More than half (54.6%) of organizations are experimenting with generative artificial intelligence (generative AI), while a few (18.2%) are already implementing it into their operations, but only a few (18.2%) expect to spend more on the technology in the year ahead. That’s according to the early results of a new survey of global executives in data, IT, AI, security and marketing, conducted by VentureBeat ahead of the recently concluded VB Transform 2023 Conference in San Francisco.
The spending mismatch showcases challenges for enterprises seeking to adopt AI tools, namely: constrained budgets, or a lack of budget prioritization for gen AI.
The targeted survey, which began in June and is still ongoing, expects to conclude with more than 100 respondents. The full results are being made available exclusively to conference attendees.
Promise and challenges of generative AI adoption
AI has been called the most powerful and transformative technology since the advent of the internet itself, according to several prominent leaders in business and tech.
“The development of AI is as fundamental as the creation of the microprocessor, the personal computer, the Internet, and the mobile phone,” wrote Microsoft founder Bill Gates on his blog in March. “It will change the way people work, learn, travel, get health care, and communicate with each other.”
“I have never been as excited and as scared in my 20 years of doing venture capital because of gen AI,” said Tim Guleri, a venture capitalist at Silicon Valley firm Sierra Ventures, in an exclusive interview with VentureBeat back in June.
Despite these strong endorsements, organizations across industries are taking a cautious and measured approach to adopting new generative AI tools. Why is this the case?
How organizations are experimenting with generative AI so far
VentureBeat’s survey also asked organization leaders and stakeholders how they have been using gen AI so far in their early forays into the technology.
The largest use case (46% of respondents) was for natural language processing (NLP)-related tasks such as chat and messaging, followed by content creation (32%).
Yet a surprising number (32%) said they were deploying gen AI for other use cases, or not using the tech at all yet.
Of course, with gen AI being a relatively new technology for broad-based applications, and with new AI products, features and companies being announced daily, organizations may find themselves overwhelmed by the plethora of options and possible uses.
At the same time, the rapid pace at which gen AI products, services and features are being unveiled means that the landscape is shifting rapidly — so organizations that may not have found a good reason to seek out a gen AI solution in the past few months, could look again today and find one that better fits their needs.

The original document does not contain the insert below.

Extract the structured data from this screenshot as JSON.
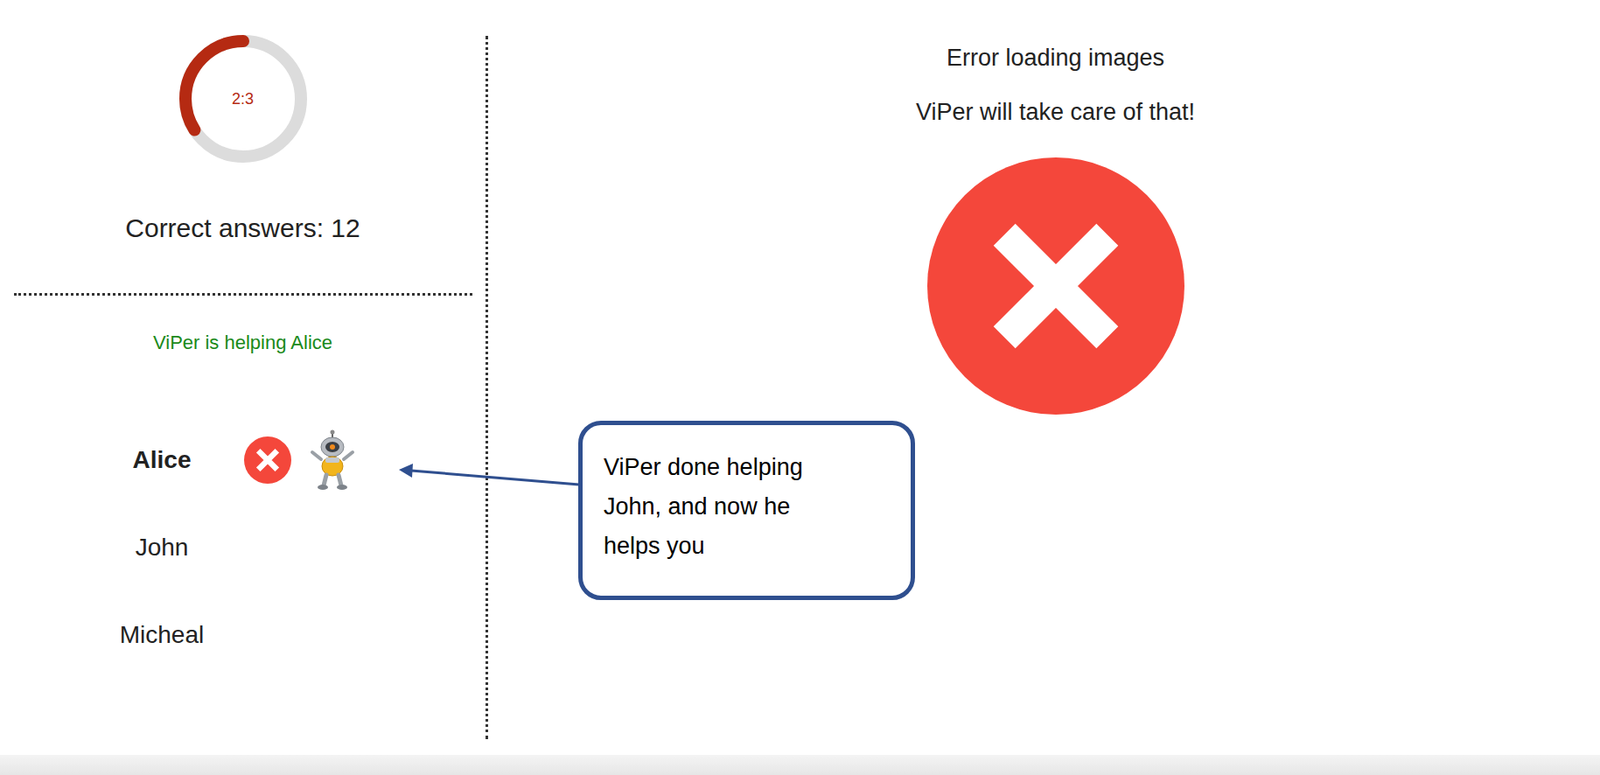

Clearly, the generative AI story is just beginning, and the survey appears to reflect that, with organizations still in the process of sussing out how they can best deploy it to achieve their business goals, and very few willing to commit more spending on it. But as we’ve just discussed, the situation is changing rapidly — and survey results will likely look strikingly different next year.